* Exercise prompt
Your copy should hold every record verbatim and none of the pictures.

* Excerpts from an interface dataset
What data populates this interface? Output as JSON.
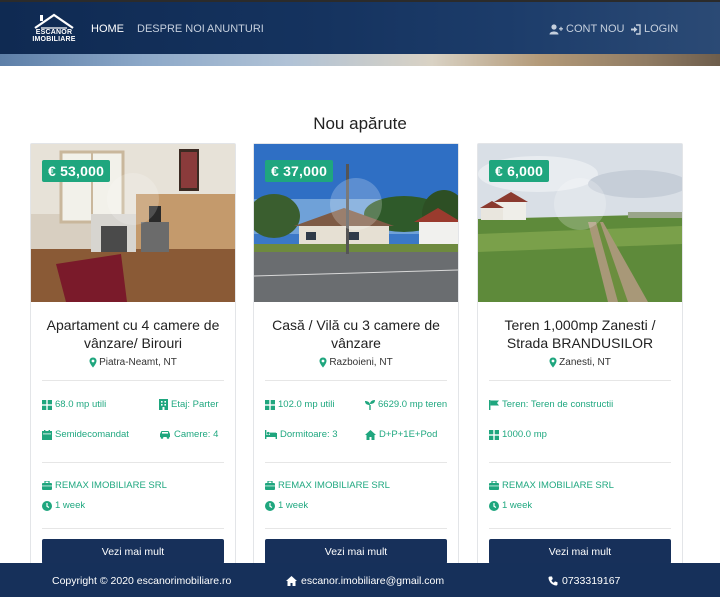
{
  "brand": {
    "logo_text_line1": "ESCANOR",
    "logo_text_line2": "IMOBILIARE"
  },
  "nav": {
    "home": "HOME",
    "about": "DESPRE NOI",
    "listings": "ANUNTURI",
    "register": "CONT NOU",
    "login": "LOGIN"
  },
  "section_title": "Nou apărute",
  "colors": {
    "navy": "#16305a",
    "accent_green": "#1fa67e"
  },
  "cards": [
    {
      "price": "€ 53,000",
      "title": "Apartament cu 4 camere de vânzare/ Birouri",
      "location": "Piatra-Neamt, NT",
      "features": [
        {
          "icon": "grid-icon",
          "text": "68.0 mp utili"
        },
        {
          "icon": "building-icon",
          "text": "Etaj: Parter"
        },
        {
          "icon": "calendar-icon",
          "text": "Semidecomandat"
        },
        {
          "icon": "car-icon",
          "text": "Camere: 4"
        }
      ],
      "agency": "REMAX IMOBILIARE SRL",
      "posted": "1 week",
      "button": "Vezi mai mult"
    },
    {
      "price": "€ 37,000",
      "title": "Casă / Vilă cu 3 camere de vânzare",
      "location": "Razboieni, NT",
      "features": [
        {
          "icon": "grid-icon",
          "text": "102.0 mp utili"
        },
        {
          "icon": "seedling-icon",
          "text": "6629.0 mp teren"
        },
        {
          "icon": "bed-icon",
          "text": "Dormitoare: 3"
        },
        {
          "icon": "home-icon",
          "text": "D+P+1E+Pod"
        }
      ],
      "agency": "REMAX IMOBILIARE SRL",
      "posted": "1 week",
      "button": "Vezi mai mult"
    },
    {
      "price": "€ 6,000",
      "title": "Teren 1,000mp Zanesti / Strada BRANDUSILOR",
      "location": "Zanesti, NT",
      "features": [
        {
          "icon": "flag-icon",
          "text": "Teren: Teren de constructii"
        },
        {
          "icon": "grid-icon",
          "text": "1000.0 mp"
        }
      ],
      "agency": "REMAX IMOBILIARE SRL",
      "posted": "1 week",
      "button": "Vezi mai mult"
    }
  ],
  "footer": {
    "copyright": "Copyright © 2020 escanorimobiliare.ro",
    "email": "escanor.imobiliare@gmail.com",
    "phone": "0733319167"
  }
}
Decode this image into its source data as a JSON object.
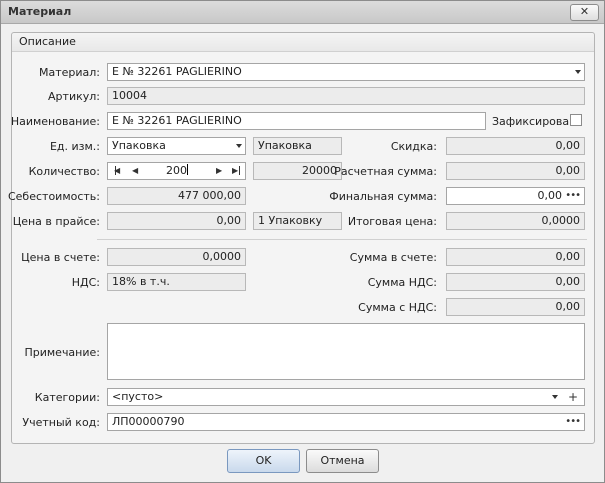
{
  "window": {
    "title": "Материал",
    "close_glyph": "✕"
  },
  "group": {
    "title": "Описание"
  },
  "fields": {
    "material": {
      "label": "Материал:",
      "value": "E № 32261 PAGLIERINO"
    },
    "article": {
      "label": "Артикул:",
      "value": "10004"
    },
    "name": {
      "label": "Наименование:",
      "value": "E № 32261 PAGLIERINO"
    },
    "fixed": {
      "label": "Зафиксирован",
      "checked": false
    },
    "unit": {
      "label": "Ед. изм.:",
      "value": "Упаковка",
      "display": "Упаковка"
    },
    "discount": {
      "label": "Скидка:",
      "value": "0,00"
    },
    "quantity": {
      "label": "Количество:",
      "value": "200",
      "total": "20000"
    },
    "calc_sum": {
      "label": "Расчетная сумма:",
      "value": "0,00"
    },
    "cost": {
      "label": "Себестоимость:",
      "value": "477 000,00"
    },
    "final_sum": {
      "label": "Финальная сумма:",
      "value": "0,00"
    },
    "price_list": {
      "label": "Цена в прайсе:",
      "value": "0,00",
      "unit": "1 Упаковку"
    },
    "total_price": {
      "label": "Итоговая цена:",
      "value": "0,0000"
    },
    "invoice_price": {
      "label": "Цена в счете:",
      "value": "0,0000"
    },
    "invoice_sum": {
      "label": "Сумма в счете:",
      "value": "0,00"
    },
    "vat": {
      "label": "НДС:",
      "value": "18% в т.ч."
    },
    "vat_sum": {
      "label": "Сумма НДС:",
      "value": "0,00"
    },
    "sum_with_vat": {
      "label": "Сумма с НДС:",
      "value": "0,00"
    },
    "note": {
      "label": "Примечание:",
      "value": ""
    },
    "categories": {
      "label": "Категории:",
      "value": "<пусто>"
    },
    "account_code": {
      "label": "Учетный код:",
      "value": "ЛП00000790"
    }
  },
  "buttons": {
    "ok": "OK",
    "cancel": "Отмена"
  },
  "icons": {
    "dropdown": "chevron-down-icon",
    "ellipsis": "ellipsis-icon",
    "plus": "plus-icon",
    "spin_first": "skip-back-icon",
    "spin_prev": "step-left-icon",
    "spin_next": "step-right-icon",
    "spin_last": "skip-forward-icon"
  }
}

* Task output
What data populates this interface? Output as JSON.
{
  "brand": {
    "logo_text_line1": "ESCANOR",
    "logo_text_line2": "IMOBILIARE"
  },
  "nav": {
    "home": "HOME",
    "about": "DESPRE NOI",
    "listings": "ANUNTURI",
    "register": "CONT NOU",
    "login": "LOGIN"
  },
  "section_title": "Nou apărute",
  "colors": {
    "navy": "#16305a",
    "accent_green": "#1fa67e"
  },
  "cards": [
    {
      "price": "€ 53,000",
      "title": "Apartament cu 4 camere de vânzare/ Birouri",
      "location": "Piatra-Neamt, NT",
      "features": [
        {
          "icon": "grid-icon",
          "text": "68.0 mp utili"
        },
        {
          "icon": "building-icon",
          "text": "Etaj: Parter"
        },
        {
          "icon": "calendar-icon",
          "text": "Semidecomandat"
        },
        {
          "icon": "car-icon",
          "text": "Camere: 4"
        }
      ],
      "agency": "REMAX IMOBILIARE SRL",
      "posted": "1 week",
      "button": "Vezi mai mult"
    },
    {
      "price": "€ 37,000",
      "title": "Casă / Vilă cu 3 camere de vânzare",
      "location": "Razboieni, NT",
      "features": [
        {
          "icon": "grid-icon",
          "text": "102.0 mp utili"
        },
        {
          "icon": "seedling-icon",
          "text": "6629.0 mp teren"
        },
        {
          "icon": "bed-icon",
          "text": "Dormitoare: 3"
        },
        {
          "icon": "home-icon",
          "text": "D+P+1E+Pod"
        }
      ],
      "agency": "REMAX IMOBILIARE SRL",
      "posted": "1 week",
      "button": "Vezi mai mult"
    },
    {
      "price": "€ 6,000",
      "title": "Teren 1,000mp Zanesti / Strada BRANDUSILOR",
      "location": "Zanesti, NT",
      "features": [
        {
          "icon": "flag-icon",
          "text": "Teren: Teren de constructii"
        },
        {
          "icon": "grid-icon",
          "text": "1000.0 mp"
        }
      ],
      "agency": "REMAX IMOBILIARE SRL",
      "posted": "1 week",
      "button": "Vezi mai mult"
    }
  ],
  "footer": {
    "copyright": "Copyright © 2020 escanorimobiliare.ro",
    "email": "escanor.imobiliare@gmail.com",
    "phone": "0733319167"
  }
}
Decode this image into its source data as a JSON object.
{
  "window": {
    "title": "Материал",
    "close_glyph": "✕"
  },
  "group": {
    "title": "Описание"
  },
  "fields": {
    "material": {
      "label": "Материал:",
      "value": "E № 32261 PAGLIERINO"
    },
    "article": {
      "label": "Артикул:",
      "value": "10004"
    },
    "name": {
      "label": "Наименование:",
      "value": "E № 32261 PAGLIERINO"
    },
    "fixed": {
      "label": "Зафиксирован",
      "checked": false
    },
    "unit": {
      "label": "Ед. изм.:",
      "value": "Упаковка",
      "display": "Упаковка"
    },
    "discount": {
      "label": "Скидка:",
      "value": "0,00"
    },
    "quantity": {
      "label": "Количество:",
      "value": "200",
      "total": "20000"
    },
    "calc_sum": {
      "label": "Расчетная сумма:",
      "value": "0,00"
    },
    "cost": {
      "label": "Себестоимость:",
      "value": "477 000,00"
    },
    "final_sum": {
      "label": "Финальная сумма:",
      "value": "0,00"
    },
    "price_list": {
      "label": "Цена в прайсе:",
      "value": "0,00",
      "unit": "1 Упаковку"
    },
    "total_price": {
      "label": "Итоговая цена:",
      "value": "0,0000"
    },
    "invoice_price": {
      "label": "Цена в счете:",
      "value": "0,0000"
    },
    "invoice_sum": {
      "label": "Сумма в счете:",
      "value": "0,00"
    },
    "vat": {
      "label": "НДС:",
      "value": "18% в т.ч."
    },
    "vat_sum": {
      "label": "Сумма НДС:",
      "value": "0,00"
    },
    "sum_with_vat": {
      "label": "Сумма с НДС:",
      "value": "0,00"
    },
    "note": {
      "label": "Примечание:",
      "value": ""
    },
    "categories": {
      "label": "Категории:",
      "value": "<пусто>"
    },
    "account_code": {
      "label": "Учетный код:",
      "value": "ЛП00000790"
    }
  },
  "buttons": {
    "ok": "OK",
    "cancel": "Отмена"
  },
  "icons": {
    "dropdown": "chevron-down-icon",
    "ellipsis": "ellipsis-icon",
    "plus": "plus-icon",
    "spin_first": "skip-back-icon",
    "spin_prev": "step-left-icon",
    "spin_next": "step-right-icon",
    "spin_last": "skip-forward-icon"
  }
}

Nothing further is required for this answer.